Robert Siciliano CEO of IDTheftSecurity.com, personal security and identity theft expert and speaker is the author of 99 Things You Wish You Knew Before Your Identity Was Stolen. See him knock’em dead in this identity theft prevention video.

Phishing attacks Two-Factor Authentication

Hackers bank heavily on tricking people into doing things that they shouldn’t: social engineering. A favorite social engineering ploy is the phishing e-mail.

13DHow a hacker circumvents two-factor authentication:

  • First collects enough information on the victim to pull off the scam, such as obtaining information from their LinkedIn profile.
  • Or sends a preliminary phishing e-mail tricking the recipient into revealing login credentials for an account, such as a bank account.
  • The next phase is to send out a text message appearing to be from the recipient’s bank (or PayPal, Facebook, etc.).
  • This message tells the recipient that their account is about to be locked due to “suspicious” activity detected with it.
  • The hacker requests the victim to send the company (which is really the hacker) the unique 2FA code that gets texted to the accountholder upon a login attempt. The victim is to wait for this code to be sent.
  • Remember, the hacker already has collected enough information (password, username) to make a login attempt. Entering this data then triggers a send of the 2FA code to the victim’s phone.
  • The victim then texts back the code—right into the hacker’s hands. The hacker then uses it to get into the account.
  • The victim made the cardinal mistake of sending back a 2FA code via text, when the only place the victim is supposed to enter this code is the login field of their account when wanting to access it!

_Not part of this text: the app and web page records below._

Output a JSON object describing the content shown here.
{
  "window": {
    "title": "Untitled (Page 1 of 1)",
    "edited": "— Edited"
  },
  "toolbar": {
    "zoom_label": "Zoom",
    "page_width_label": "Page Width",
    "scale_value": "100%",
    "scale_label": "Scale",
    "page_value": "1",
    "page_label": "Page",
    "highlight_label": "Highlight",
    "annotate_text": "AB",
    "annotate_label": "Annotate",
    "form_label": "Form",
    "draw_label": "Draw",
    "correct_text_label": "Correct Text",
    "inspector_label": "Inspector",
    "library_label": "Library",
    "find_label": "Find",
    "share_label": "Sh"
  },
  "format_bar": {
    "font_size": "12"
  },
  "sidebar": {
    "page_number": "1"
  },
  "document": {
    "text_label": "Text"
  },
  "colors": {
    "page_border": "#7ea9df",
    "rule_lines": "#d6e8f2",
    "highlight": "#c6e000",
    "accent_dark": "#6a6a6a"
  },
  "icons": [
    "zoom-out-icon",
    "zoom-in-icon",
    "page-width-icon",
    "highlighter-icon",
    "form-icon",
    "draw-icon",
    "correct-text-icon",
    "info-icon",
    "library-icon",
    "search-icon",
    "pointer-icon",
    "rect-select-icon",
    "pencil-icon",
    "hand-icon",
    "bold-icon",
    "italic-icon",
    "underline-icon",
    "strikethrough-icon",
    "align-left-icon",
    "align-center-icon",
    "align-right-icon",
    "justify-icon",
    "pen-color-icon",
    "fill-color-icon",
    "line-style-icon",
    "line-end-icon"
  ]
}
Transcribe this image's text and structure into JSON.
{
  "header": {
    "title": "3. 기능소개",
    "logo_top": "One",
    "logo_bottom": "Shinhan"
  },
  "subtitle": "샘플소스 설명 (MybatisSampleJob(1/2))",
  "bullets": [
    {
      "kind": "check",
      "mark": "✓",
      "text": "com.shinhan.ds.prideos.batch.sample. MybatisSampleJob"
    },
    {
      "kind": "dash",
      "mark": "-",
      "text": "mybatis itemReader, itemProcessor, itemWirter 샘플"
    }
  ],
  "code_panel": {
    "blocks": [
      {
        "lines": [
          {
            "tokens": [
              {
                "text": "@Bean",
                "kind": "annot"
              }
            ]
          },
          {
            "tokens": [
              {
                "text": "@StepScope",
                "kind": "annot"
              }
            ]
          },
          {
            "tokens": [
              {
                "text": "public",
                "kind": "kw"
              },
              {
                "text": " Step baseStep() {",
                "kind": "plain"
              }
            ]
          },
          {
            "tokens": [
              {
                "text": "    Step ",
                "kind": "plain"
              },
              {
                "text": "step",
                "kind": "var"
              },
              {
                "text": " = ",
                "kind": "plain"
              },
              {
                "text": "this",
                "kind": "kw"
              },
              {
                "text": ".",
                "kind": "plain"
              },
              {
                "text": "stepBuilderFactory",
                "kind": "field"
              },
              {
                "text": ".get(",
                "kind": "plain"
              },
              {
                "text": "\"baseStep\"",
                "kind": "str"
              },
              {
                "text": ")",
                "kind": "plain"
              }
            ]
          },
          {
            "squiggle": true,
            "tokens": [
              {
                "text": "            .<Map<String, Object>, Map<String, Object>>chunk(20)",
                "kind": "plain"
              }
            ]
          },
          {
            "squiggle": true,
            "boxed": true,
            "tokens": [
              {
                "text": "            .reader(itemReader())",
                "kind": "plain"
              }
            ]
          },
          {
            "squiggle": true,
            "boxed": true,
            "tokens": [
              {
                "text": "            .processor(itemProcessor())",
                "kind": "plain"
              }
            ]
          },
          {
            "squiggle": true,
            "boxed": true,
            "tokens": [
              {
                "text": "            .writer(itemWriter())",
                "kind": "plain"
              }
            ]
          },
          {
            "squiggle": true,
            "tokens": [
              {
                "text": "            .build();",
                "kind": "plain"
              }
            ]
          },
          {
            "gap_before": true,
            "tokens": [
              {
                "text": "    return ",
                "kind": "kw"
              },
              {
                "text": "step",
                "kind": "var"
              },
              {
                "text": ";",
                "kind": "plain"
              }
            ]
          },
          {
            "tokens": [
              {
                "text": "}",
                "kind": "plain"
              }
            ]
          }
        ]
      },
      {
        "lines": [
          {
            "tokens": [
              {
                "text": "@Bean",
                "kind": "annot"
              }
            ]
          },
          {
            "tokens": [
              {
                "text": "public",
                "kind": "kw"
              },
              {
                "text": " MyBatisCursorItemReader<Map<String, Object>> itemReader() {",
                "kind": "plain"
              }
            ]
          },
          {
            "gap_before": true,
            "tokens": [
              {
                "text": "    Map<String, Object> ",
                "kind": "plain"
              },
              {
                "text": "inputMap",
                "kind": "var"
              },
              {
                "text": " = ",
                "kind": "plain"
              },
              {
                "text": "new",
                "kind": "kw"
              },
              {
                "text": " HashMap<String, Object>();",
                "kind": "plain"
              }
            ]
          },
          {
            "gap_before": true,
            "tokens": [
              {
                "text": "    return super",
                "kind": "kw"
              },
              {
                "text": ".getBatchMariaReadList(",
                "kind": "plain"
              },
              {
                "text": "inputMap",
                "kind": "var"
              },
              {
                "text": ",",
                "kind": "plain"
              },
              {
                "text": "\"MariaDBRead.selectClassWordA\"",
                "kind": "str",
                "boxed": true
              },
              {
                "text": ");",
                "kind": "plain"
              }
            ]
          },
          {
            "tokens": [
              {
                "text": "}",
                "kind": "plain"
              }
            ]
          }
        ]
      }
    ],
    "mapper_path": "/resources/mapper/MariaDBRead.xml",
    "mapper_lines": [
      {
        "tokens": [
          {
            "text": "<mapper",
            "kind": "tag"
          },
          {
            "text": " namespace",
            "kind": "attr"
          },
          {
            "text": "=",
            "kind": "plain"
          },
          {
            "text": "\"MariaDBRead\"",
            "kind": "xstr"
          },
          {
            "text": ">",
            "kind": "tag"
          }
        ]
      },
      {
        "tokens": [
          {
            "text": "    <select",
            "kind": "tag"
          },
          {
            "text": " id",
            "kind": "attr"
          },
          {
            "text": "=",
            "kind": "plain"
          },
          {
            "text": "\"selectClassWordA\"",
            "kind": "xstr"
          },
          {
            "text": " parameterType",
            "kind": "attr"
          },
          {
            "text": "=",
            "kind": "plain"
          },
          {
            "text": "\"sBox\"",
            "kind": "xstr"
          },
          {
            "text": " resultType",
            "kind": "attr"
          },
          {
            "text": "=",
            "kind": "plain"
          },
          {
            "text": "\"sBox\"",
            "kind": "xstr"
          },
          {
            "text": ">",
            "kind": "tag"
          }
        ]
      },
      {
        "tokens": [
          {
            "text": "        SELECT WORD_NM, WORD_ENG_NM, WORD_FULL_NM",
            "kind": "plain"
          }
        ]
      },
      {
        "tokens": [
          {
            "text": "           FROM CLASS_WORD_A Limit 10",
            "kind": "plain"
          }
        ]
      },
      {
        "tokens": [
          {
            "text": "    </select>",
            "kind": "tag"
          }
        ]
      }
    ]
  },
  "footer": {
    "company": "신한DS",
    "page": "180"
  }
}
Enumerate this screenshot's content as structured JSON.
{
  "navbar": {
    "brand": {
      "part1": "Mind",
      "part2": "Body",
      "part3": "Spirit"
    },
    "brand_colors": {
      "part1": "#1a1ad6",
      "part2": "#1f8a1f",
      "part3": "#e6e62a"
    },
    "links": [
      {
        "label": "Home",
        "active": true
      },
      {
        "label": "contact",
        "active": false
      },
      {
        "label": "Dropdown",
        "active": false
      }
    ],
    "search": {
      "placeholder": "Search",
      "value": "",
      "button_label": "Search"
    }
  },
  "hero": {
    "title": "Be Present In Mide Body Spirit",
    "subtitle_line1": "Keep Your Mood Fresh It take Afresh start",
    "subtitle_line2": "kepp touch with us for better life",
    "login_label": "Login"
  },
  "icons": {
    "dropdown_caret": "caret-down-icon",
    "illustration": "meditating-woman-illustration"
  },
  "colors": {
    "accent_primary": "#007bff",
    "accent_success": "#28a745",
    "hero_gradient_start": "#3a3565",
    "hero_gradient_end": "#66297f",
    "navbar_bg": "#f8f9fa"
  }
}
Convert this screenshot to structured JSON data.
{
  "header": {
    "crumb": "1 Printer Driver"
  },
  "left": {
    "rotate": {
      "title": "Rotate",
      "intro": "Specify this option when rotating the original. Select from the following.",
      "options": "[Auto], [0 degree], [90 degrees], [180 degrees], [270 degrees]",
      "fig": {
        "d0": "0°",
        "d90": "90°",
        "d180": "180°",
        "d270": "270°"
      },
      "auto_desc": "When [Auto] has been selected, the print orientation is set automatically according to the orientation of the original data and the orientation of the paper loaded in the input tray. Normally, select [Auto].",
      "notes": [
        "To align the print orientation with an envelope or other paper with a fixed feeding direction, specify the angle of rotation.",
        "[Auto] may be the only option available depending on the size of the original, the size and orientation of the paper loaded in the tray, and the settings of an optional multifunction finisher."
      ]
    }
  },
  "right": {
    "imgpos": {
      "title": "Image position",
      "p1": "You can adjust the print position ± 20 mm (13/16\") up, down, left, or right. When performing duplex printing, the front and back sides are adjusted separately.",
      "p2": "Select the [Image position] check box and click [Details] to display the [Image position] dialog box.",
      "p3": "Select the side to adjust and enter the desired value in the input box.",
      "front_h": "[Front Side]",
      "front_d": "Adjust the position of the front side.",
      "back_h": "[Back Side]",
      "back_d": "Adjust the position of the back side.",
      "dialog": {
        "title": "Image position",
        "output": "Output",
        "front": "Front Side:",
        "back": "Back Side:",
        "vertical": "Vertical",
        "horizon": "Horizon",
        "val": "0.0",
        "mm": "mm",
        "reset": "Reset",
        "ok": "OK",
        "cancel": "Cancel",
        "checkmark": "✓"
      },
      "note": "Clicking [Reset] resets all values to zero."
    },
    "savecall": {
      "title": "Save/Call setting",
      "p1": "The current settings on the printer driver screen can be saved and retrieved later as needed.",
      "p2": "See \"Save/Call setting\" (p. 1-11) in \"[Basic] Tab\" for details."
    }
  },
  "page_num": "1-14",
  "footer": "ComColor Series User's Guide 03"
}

So in short, the crook somehow gets your password (easy with brute force software if you have a weak password) and username or retrieved in a data dump of some hacked site. They spoof their text message to you to make it look like it came from the company of your account.

Red flags/scams/behaviors/requests  to look out for:

Pay Attention!

  • You are asked via phone/email/IM etc to send someone the 2FA code that is sent to your mobile (prompted by their login attempt).
  • If you receive the 2FA code, this means someone is trying to gain access to your account. If it’s not you, then who is it?
  • Never send any 2FA code out via text, e-mail or phone voice. Never. Consider any such request to be a scam.

Robert Siciliano CEO of IDTheftSecurity.com, personal security and identity theft expert and speaker is the author of 99 Things You Wish You Knew Before Your Identity Was Stolen. See him knock’em dead in this identity theft prevention video.